Some have blamed it on the unusually wet summer that drove yields down. Some others have said it is the new Norway. It’s citizens are opting for lower carb, higher fat diets, which has increased demand recently. They both sound like reasonable explanations on the surface, but we’re not about the surface.

Let’s take a closer look.

Norway is a socialist country. You know, like we aspire to be.

Currently, in America, there are too many butter producers to name. In Norway, there is effectively, ONE. That wouldn’t pose a problem, would it?

Tine Company is the producer of over 90% of all butter in Norway. The Norwegian government granted that monopoly to it. Remember, monopolies are bad unless the government says they’re not.

Evidently, Tine has done a pretty fair job of butter production until now. Maybe it’s that wet summer thing. Nope, that’s not it. Right next door is Sweden. They have butter out the wazoo and their summer was wetter than Norway’s.

Well, if Sweden has all that butter, perhaps Norway could just import it until they catch up? Unfortunately, tariffs are so high, that it makes imports virtually impossible. BUY NORWEGIAN! Look for the Norwegian label. Everybody sing!

This is how socialism works. First, the government takes control of production. Next, they pick a winner, say Tine. Then they tax the heck out of any foreign company trying to import to them. All the government has to do after that, is dictate how much the producer can make & what price it is to be sold.

Then they all just sit back & watch the experiment fail, as it always does.

With any luck, the people eventually figure out the great experiment isn’t working & they demand change. Well, they’re going to get it. Unfortunately it will only be temporary.

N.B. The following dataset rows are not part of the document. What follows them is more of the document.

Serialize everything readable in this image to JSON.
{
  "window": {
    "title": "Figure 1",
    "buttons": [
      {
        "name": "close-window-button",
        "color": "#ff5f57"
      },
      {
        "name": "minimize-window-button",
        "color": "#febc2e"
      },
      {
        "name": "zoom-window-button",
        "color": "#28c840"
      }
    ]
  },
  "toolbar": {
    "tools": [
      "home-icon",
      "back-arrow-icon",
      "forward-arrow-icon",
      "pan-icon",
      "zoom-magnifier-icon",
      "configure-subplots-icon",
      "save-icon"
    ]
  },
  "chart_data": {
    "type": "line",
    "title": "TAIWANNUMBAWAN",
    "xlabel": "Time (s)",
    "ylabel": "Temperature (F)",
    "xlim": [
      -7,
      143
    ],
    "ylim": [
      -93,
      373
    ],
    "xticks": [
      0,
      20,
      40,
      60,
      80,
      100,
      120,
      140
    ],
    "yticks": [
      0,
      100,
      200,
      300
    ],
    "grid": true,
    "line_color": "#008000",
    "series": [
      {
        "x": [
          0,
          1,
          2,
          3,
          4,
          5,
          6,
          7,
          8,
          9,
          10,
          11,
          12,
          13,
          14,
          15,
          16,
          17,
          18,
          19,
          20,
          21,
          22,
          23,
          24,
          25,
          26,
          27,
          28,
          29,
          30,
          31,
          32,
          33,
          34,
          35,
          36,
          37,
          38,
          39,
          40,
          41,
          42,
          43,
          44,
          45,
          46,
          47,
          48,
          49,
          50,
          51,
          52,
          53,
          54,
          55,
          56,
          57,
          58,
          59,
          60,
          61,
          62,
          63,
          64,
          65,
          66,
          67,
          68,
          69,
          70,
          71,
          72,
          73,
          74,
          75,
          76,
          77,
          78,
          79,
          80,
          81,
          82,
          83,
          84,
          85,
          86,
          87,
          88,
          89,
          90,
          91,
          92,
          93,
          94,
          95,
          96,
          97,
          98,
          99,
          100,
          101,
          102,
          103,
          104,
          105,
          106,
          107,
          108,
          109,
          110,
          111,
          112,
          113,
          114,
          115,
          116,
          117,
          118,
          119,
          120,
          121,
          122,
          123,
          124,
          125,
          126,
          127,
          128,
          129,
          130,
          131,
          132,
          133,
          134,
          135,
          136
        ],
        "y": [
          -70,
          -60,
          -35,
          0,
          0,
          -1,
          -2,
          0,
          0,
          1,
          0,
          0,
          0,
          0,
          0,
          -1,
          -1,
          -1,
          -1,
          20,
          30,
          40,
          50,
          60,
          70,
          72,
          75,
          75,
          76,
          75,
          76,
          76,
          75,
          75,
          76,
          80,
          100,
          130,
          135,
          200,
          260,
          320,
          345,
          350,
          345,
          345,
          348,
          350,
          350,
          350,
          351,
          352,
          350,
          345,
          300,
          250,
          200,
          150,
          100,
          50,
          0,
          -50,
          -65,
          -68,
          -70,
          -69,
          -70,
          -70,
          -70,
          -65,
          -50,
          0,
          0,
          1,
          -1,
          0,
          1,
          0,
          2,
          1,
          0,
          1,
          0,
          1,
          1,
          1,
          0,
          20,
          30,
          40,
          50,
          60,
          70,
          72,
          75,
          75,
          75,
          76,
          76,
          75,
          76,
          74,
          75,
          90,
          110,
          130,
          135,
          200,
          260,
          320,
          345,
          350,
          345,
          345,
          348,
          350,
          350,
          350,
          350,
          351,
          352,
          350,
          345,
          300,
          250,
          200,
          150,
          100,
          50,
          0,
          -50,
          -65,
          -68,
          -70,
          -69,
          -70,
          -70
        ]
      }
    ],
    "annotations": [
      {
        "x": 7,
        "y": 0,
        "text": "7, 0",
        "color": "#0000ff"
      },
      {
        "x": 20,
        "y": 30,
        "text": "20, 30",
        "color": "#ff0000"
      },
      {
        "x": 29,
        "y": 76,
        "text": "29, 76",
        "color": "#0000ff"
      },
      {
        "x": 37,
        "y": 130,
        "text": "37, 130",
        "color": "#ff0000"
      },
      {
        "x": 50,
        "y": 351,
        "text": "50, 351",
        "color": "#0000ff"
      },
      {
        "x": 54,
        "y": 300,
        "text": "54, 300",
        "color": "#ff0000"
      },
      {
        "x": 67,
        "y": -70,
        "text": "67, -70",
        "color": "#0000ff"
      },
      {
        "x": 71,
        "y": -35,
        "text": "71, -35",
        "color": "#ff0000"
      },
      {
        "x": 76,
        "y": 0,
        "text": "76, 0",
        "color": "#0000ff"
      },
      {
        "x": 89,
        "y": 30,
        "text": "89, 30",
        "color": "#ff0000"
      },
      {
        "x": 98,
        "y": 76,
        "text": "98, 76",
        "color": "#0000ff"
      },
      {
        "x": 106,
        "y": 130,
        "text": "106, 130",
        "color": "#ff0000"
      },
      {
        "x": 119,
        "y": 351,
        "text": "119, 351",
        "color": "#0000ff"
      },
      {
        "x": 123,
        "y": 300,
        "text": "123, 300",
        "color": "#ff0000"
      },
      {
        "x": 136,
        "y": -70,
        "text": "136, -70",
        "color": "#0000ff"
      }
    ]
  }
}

The government has decided to take drastic measures and has cut import tariffs by more than 80 percent until the end of March. It has also lifted milk quotas for domestic farmers that were in place to avoid overproduction in the market. Overproduction does not appear to be their problem. After that, everything goes back to the way it was, where centralized planners cannot react to fluctuations in the marketplace. By the way, Importers are not allowed to sell their products for less than the government dictates.

So that’s a lesson in socialism. Sounds great, eh?